6/27/07 – U.S. NEWS & WORLD REPORT
Pregnant women with depression often find themselves choosing between the lesser of two evils. Should they take antidepressants and risk the slight but real possibility of birth defects? Or should they forgo treatment and chance a relapse?
Two new studies published in this week’s New England Journal of Medicine could help women make a more informed decision.
One study of nearly 10,000 infants born with birth defects and nearly 6,000 healthy infants found that women who took sertraline (Zoloft) in the first few months of pregnancy had twice the risk of having a baby born with a heart defect, while those on paroxetine (Paxil) had more than three times the risk. Paxil also increased the risk of a rare hernia called an omphalocele. But this doesn’t mean antidepressants are unsafe: The heart defects seen in the study normally occur in 5 out of 10,000 babies, so a doubling of the risk means they occur in 10 in 10,000 and a tripling in 15 in 10,000—thus, a baby’s risk is still far less than 1 percent.
“The results are pretty reassuring, though we did find some increased risk relating to specific drugs,” says study leader Carol Louik, an assistant professor of epidemiology at Boston University. The second study from the University of British Columbia also found a tripling of heart defects in babies born to mothers who took Paxil as well as an increased risk of neural tube defects. What’s interesting is that neither study found any significant increase in birth defects from Prozac, Lexapro, and other antidepressants that, like Zoloft and Paxil, fall into the category of selective serotonin reuptake inhibitors.

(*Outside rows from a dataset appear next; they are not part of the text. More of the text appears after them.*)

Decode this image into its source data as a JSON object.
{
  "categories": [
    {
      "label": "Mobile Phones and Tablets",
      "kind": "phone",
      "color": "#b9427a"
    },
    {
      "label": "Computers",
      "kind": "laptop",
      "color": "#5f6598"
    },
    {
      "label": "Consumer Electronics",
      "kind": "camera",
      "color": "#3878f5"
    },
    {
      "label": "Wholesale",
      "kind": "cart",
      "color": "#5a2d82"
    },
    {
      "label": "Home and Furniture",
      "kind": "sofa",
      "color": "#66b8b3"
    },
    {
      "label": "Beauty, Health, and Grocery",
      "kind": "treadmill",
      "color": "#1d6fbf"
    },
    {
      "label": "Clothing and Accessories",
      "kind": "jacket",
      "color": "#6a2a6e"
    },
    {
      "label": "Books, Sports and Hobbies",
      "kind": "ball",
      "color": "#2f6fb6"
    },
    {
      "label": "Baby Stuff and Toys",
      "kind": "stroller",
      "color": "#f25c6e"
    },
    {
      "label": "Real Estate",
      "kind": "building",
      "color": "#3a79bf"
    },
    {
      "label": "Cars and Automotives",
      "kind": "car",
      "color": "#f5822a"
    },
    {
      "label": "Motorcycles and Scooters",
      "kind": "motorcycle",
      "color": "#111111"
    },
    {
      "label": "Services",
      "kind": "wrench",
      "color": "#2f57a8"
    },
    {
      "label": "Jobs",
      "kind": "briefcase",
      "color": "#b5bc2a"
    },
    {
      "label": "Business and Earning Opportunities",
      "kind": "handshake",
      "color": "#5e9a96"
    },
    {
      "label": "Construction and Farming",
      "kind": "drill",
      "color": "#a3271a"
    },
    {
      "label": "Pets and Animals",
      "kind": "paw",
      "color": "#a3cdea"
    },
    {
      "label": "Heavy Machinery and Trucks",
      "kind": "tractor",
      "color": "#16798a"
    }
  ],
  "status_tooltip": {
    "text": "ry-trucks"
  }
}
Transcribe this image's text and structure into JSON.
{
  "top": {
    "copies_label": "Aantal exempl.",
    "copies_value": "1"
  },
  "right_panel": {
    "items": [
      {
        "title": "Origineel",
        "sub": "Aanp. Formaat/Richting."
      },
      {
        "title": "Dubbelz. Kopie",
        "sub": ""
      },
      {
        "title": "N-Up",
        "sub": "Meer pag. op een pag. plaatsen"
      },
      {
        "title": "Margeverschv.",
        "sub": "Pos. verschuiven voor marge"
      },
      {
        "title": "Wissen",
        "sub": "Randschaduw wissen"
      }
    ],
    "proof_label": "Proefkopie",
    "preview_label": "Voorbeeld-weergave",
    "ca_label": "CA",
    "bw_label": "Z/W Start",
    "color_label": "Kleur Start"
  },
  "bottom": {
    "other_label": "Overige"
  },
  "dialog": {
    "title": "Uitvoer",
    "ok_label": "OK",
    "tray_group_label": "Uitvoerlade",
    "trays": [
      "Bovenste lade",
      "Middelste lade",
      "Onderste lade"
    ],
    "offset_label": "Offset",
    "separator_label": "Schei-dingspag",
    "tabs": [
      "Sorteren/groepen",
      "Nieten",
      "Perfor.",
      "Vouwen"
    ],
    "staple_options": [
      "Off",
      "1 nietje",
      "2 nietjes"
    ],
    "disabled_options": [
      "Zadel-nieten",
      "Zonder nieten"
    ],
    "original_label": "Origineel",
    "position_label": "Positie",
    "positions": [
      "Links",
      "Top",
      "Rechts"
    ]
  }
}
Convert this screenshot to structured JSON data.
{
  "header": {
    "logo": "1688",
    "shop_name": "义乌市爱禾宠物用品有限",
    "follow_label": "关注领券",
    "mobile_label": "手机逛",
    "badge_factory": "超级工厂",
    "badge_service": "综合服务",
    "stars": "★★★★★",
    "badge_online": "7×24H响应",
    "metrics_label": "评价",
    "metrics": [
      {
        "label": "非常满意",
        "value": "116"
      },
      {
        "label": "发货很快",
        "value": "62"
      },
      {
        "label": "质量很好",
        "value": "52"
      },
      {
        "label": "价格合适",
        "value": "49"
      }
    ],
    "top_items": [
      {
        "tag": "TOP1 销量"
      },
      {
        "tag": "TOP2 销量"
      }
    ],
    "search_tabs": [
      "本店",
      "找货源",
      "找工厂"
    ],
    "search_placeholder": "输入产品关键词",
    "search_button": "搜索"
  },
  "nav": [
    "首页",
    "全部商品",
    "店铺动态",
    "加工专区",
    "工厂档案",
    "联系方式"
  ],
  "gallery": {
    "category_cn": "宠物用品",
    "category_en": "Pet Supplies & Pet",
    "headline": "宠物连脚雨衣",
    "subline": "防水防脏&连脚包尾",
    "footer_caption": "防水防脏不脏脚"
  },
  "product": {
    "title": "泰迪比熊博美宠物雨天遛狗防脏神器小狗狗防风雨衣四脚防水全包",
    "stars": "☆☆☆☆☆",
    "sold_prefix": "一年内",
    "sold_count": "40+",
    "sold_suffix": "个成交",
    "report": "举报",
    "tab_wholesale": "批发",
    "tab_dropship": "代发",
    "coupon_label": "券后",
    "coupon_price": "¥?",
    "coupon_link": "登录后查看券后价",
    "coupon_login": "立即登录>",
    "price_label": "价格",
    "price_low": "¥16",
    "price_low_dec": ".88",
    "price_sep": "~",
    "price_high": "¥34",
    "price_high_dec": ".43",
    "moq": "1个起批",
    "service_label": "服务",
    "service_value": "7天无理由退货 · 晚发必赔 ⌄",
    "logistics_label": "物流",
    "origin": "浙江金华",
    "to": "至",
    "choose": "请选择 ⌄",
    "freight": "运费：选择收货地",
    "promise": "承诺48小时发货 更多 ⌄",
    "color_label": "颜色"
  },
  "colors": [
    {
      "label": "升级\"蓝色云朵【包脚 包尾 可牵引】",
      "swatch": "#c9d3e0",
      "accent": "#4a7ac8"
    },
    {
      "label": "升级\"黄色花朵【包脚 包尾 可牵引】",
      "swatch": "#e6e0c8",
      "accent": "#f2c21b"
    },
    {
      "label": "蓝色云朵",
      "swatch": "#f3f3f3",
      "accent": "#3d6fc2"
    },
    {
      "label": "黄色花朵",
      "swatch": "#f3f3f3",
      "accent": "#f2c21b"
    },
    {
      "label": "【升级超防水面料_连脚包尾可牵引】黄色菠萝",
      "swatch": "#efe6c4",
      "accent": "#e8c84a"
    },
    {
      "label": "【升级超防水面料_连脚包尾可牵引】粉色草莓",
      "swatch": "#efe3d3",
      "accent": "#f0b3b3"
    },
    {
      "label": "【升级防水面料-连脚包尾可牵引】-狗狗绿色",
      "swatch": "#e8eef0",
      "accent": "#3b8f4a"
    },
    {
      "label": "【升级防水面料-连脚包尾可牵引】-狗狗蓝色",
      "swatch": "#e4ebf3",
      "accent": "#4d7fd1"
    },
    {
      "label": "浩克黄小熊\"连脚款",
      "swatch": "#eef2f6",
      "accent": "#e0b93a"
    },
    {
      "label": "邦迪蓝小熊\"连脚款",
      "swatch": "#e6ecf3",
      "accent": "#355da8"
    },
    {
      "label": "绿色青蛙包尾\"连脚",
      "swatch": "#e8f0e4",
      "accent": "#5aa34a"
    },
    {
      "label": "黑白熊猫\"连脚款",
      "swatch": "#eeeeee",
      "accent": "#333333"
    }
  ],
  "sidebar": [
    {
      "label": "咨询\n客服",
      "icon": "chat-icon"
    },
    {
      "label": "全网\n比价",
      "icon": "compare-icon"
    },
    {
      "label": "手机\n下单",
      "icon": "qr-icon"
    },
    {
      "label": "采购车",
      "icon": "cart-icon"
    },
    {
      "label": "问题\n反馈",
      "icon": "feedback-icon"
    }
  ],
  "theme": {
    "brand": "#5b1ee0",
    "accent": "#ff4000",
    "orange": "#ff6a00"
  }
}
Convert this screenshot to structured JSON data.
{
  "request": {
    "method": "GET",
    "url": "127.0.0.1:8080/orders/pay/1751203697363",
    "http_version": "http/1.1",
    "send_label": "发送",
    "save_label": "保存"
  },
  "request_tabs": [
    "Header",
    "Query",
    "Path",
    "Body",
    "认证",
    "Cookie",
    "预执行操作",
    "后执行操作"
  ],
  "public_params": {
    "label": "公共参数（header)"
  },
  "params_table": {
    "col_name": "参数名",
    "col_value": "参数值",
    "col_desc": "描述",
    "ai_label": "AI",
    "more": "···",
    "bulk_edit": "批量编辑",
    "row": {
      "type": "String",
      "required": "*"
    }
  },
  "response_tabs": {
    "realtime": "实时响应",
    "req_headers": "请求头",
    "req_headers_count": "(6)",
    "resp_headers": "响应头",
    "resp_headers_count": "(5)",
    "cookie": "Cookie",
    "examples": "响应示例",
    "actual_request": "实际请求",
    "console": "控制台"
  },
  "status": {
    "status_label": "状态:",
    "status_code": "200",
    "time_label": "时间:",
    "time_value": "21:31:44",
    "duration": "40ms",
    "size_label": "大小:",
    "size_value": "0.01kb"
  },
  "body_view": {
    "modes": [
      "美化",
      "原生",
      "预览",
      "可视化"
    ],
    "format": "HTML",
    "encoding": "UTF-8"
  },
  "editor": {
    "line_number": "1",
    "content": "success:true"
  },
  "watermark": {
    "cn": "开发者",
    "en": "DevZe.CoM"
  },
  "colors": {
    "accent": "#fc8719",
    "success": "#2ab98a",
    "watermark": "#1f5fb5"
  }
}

“As the evidence grows, it’s becoming clearer in my mind that the link between SSRIs and birth defects is tenuous at best but probably real,” says Charles Lockwood, chair of obstetrics, gynecology, and reproductive science at Yale University School of Medicine and spokesperson for the American College of Obstetricians and Gynecologists. ACOG already recommends against the use of Paxil in pregnancy because of previous research suggesting it increases heart defects, but Lockwood says he’s not yet convinced that other SSRIs pose smaller risks. He believes that pregnant women taking any SSRI should get regular sonograms to check for fetal heart defects and that bupropion (Wellbutrin), a non-SSRI, should be considered as a first line of therapy; it’s mild and considered to be the safest antidepressant but it also may not work as well for severe depression.
While some women certainly need to stay on their antidepressant throughout pregnancy to avoid a relapse, others may get the same benefits from psychotherapy.
“If someone can do OK without her medication, that’s fine, but she needs to be monitored closely,” says Carolyn Robinowitz, president of the American Psychiatric Association. Untreated depression can cause premature birth and low birthweight and possibly increase the risk of miscarriage. What’s more, depressed mothers may be more likely to have poor eating habits or abuse alcohol or drugs—all potentially harmful to the fetus.
“There’s a careful tightrope that patients and doctors have to walk to minimize exposure to antidepressants but to avoid depression in pregnancy as well,” says Lockwood.
The new findings come on the heels of other research out earlier in the week linking antidepressants to accelerated bone loss in the elderly.